Is Zombie Debt Still a Problem in 2019?

SoloSuit FAQ

If a car is repossessed, do I still owe the debt?

Is Portfolio Recovery Associates Legit?

Is There a Judgment Against Me Without my Knowledge?

Should I File Bankruptcy Before or After a Judgment?

What is a default judgment?— What do I do?

Summoned to Court for Medical Bills — What Do I Do?

What Happens If Someone Sues You and You Have No Money?

What Happens If You Never Answer Debt Collectors?

What Happens When a Debt Is Sold to a Collection Agency

What is a Stipulated Judgment?

What is the Deadline for a Defendant's Answer to Avoid a Default Judgment?

Can a Judgement Creditor Take my Car?

Can I Settle a Debt After Being Served?

Can I Stop Wage Garnishment?

Can You Appeal a Default Judgement?

Do I Need a Debt Collection Defense Attorney?

Do I Need a Payday Loans Lawyer?

Do student loans go away after 7 years? — Student Loan Debt Guide

Am I Responsible for My Spouses Medical Debt?

Should I Marry Someone With Debt?

Can a Debt Collector Leave a Voicemail?

How Does Debt Assignment Work?

What Happens If a Defendant Does Not Pay a Judgment?

How Does Debt Assignment Work?

Can You Serve Someone with a Collections Lawsuit at Their Work?

What Is a Warrant in Debt?

How Many Times Can a Judgment be Renewed in Oklahoma?

Can an Eviction Be Reversed?

Does Debt Consolidation Have Risks?

What Happens If You Avoid Getting Served Court Papers?

Does Student Debt Die With You?

Can Debt Collectors Call You at Work in Texas?

How Much Do You Have to Be in Debt to File for Chapter 7?
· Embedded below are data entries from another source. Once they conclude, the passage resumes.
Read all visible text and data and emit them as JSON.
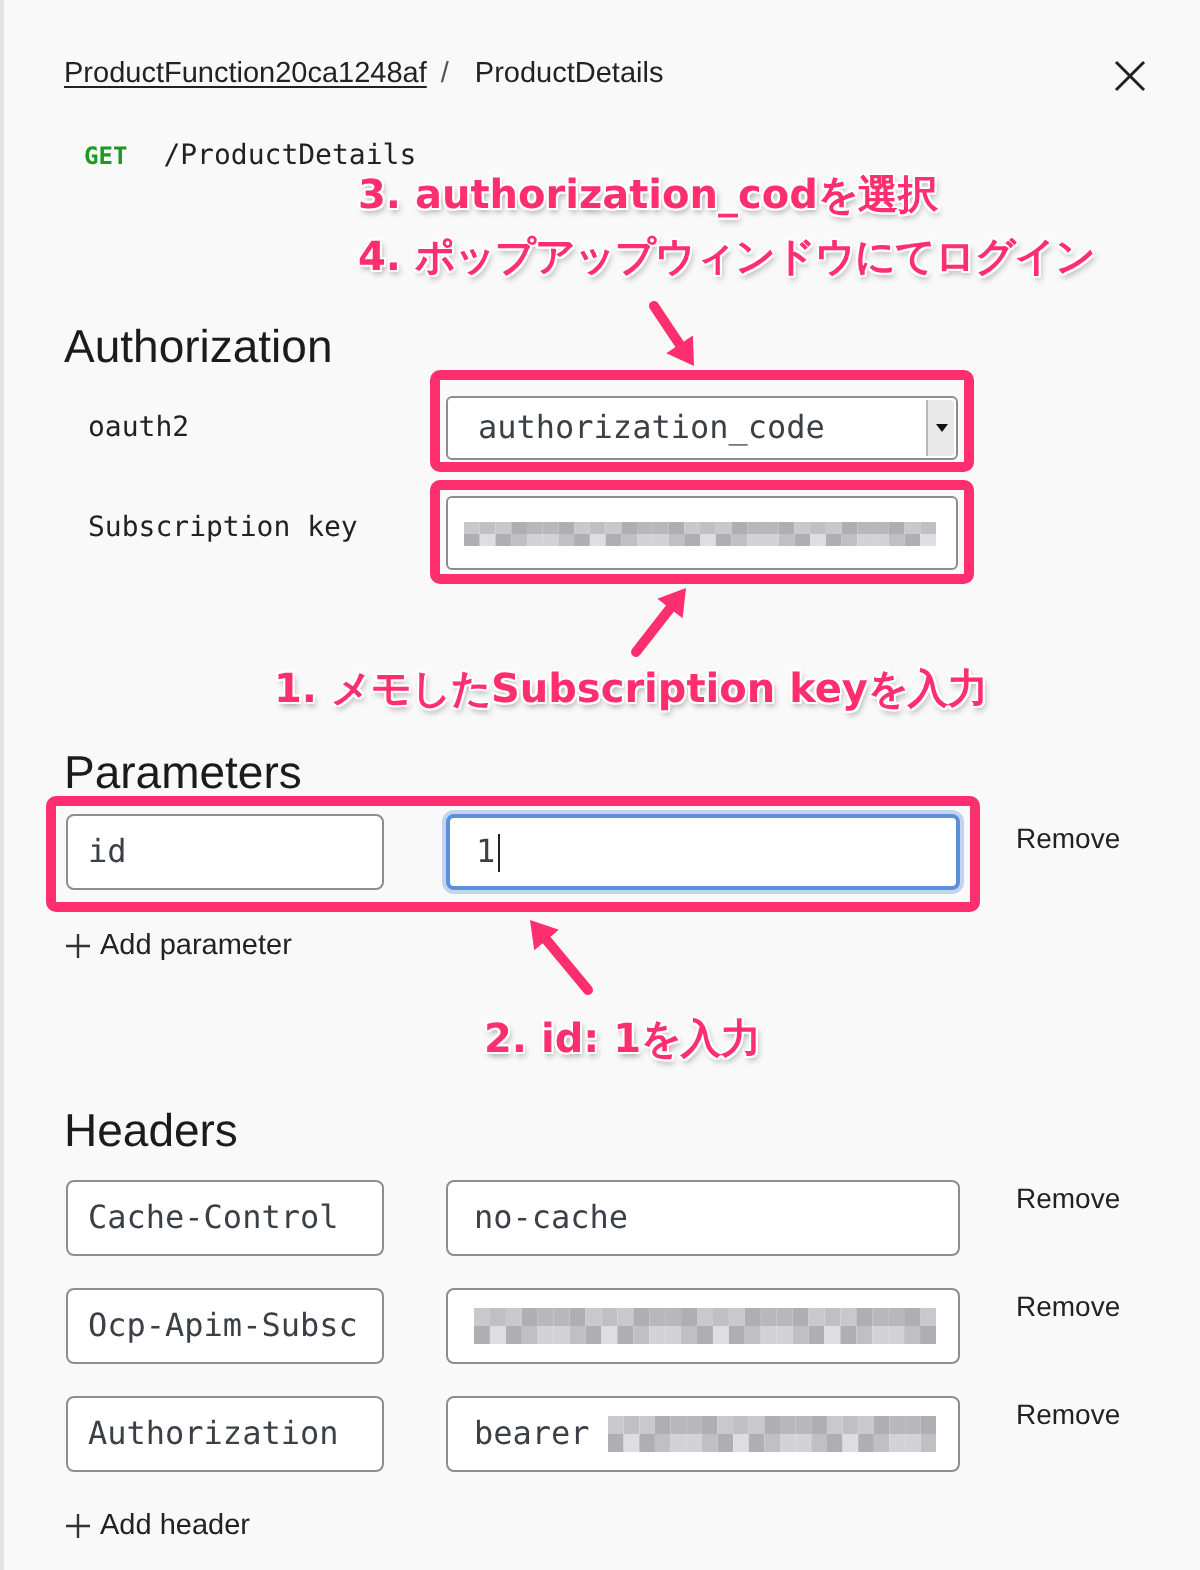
{
  "breadcrumb": {
    "parent": "ProductFunction20ca1248af",
    "separator": "/",
    "current": "ProductDetails"
  },
  "operation": {
    "method": "GET",
    "path": "/ProductDetails"
  },
  "authorization": {
    "title": "Authorization",
    "fields": [
      {
        "kind": "select",
        "label": "oauth2",
        "value": "authorization_code",
        "highlighted": true
      },
      {
        "kind": "input",
        "label": "Subscription key",
        "redacted": true,
        "highlighted": true
      }
    ]
  },
  "parameters": {
    "title": "Parameters",
    "highlighted": true,
    "rows": [
      {
        "name": "id",
        "value": "1",
        "focused": true,
        "remove": "Remove"
      }
    ],
    "add": "Add parameter"
  },
  "headers": {
    "title": "Headers",
    "rows": [
      {
        "name": "Cache-Control",
        "value": "no-cache",
        "redacted": false,
        "remove": "Remove"
      },
      {
        "name": "Ocp-Apim-Subsc",
        "redacted": true,
        "remove": "Remove"
      },
      {
        "name": "Authorization",
        "value": "bearer",
        "redacted": true,
        "remove": "Remove"
      }
    ],
    "add": "Add header"
  },
  "annotations": [
    {
      "text": "3. authorization_codを選択"
    },
    {
      "text": "4. ポップアップウィンドウにてログイン"
    },
    {
      "text": "1. メモしたSubscription keyを入力"
    },
    {
      "text": "2. id: 1を入力"
    }
  ]
}
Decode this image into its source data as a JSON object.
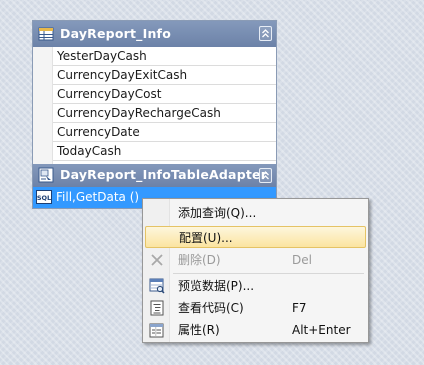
{
  "table": {
    "title": "DayReport_Info",
    "columns": [
      "YesterDayCash",
      "CurrencyDayExitCash",
      "CurrencyDayCost",
      "CurrencyDayRechargeCash",
      "CurrencyDate",
      "TodayCash"
    ]
  },
  "adapter": {
    "title": "DayReport_InfoTableAdapter",
    "query": "Fill,GetData ()"
  },
  "context_menu": {
    "items": [
      {
        "label": "添加查询(Q)...",
        "shortcut": "",
        "icon": "none",
        "state": "normal"
      },
      {
        "label": "配置(U)...",
        "shortcut": "",
        "icon": "none",
        "state": "hovered"
      },
      {
        "label": "删除(D)",
        "shortcut": "Del",
        "icon": "delete-x-icon",
        "state": "disabled"
      },
      {
        "label": "预览数据(P)...",
        "shortcut": "",
        "icon": "preview-data-icon",
        "state": "normal"
      },
      {
        "label": "查看代码(C)",
        "shortcut": "F7",
        "icon": "view-code-icon",
        "state": "normal"
      },
      {
        "label": "属性(R)",
        "shortcut": "Alt+Enter",
        "icon": "properties-icon",
        "state": "normal"
      }
    ]
  },
  "colors": {
    "header_blue": "#7389ae",
    "selection_blue": "#3399ff",
    "menu_hover": "#fbe4a0"
  }
}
What Is the Statute of Limitations on Debt in Washington?

How Long Does a Judgment Last?

Can Private Disability Payments Be Garnished?

Can Debt Collectors Call From Local Numbers?

Does the Fair Credit Reporting Act Work in Florida?

The Truth: Should You Never Pay a Debt Collection Agency?

Should You Communicate with a Debt Collector in Writing or by Telephone?

Do I Need a Debt Negotiator?

What Happens After a Motion for Default Is Filed?

Can a Process Server Leave a Summons Taped to My Door?

Learn More With These Additional Resources:

Need help managing your finances? Check out these resources.

How to Make a Debt Validation Letter - The Ultimate Guide

How to Make a Motion to Compel Arbitration Without an Attorney

How to Stop Wage Garnishment — Everything You Need to Know

How to File an FDCPA Complaint Against Your Debt Collector (Ultimate Guide)

Defending Yourself in Court Against a Debt Collector

Tips on you can to file an FDCPA lawsuit against a debt collection agency

Advice on how to answer a summons for debt collection.

Effective strategies for how to get back on track after a debt lawsuit

New Hampshire Statute of Limitations on Debt

Sample Cease and Desist Letter Against Debt Collectors

The Ultimate Guide to Responding to a Debt Collection Lawsuit in Utah

West Virginia Statute of Limitations on Debt

What debt collectors cannot do — FDCPA explained

Defending Yourself in Court Against Debt Collector

How to Liquidate Debt

Arkansas Statute of Limitations on Debt

You're Drowning in Debt — Heres How to Swim

Help! I'm Being Sued by My Debt Collector

How to Make a Motion to Vacate Judgment

How to Answer Summons for Debt Collection in Vermont

North Dakota Statute of Limitations on Debt

ClearPoint Debt Management Review

Indiana Statute of Limitations on Debt

Oregon Eviction Laws - What They Say

CuraDebt Debt Settlement Review

How to Write a Re-Aging Debt Letter

How to Appear in Court by Phone

How to Use the Doctrine of Unclean Hands

Debt Consolidation in Eugene, Oregon

Summoned to Court for Medical Bills? What to Do Next

How to Make a Debt Settlement Agreement

Received a 3-Day Eviction Notice? Heres What to Do

How to Answer a Lawsuit for Debt Collection

Tips for Leaving the Country With Unpaid Credit Card Debt

Kansas Statute of Limitations on Debt Collection

How to File in Small Claims Court in Iowa

How to File a Civil Answer in Kings County Supreme Court

Roseland Associates Debt Consolidation Review

How to Stop a Garnishment

Debt Eraser Review

Do Debt Collectors Ever Give Up?

Can They Garnish Your Wages for Credit Card Debt?

How Often Do Credit Card Companies Sue for Non-Payment?

How Long Does a Judgement Last?

​​How Long Before a Creditor Can Garnish Wages?

How to Beat a Bill Collector in Court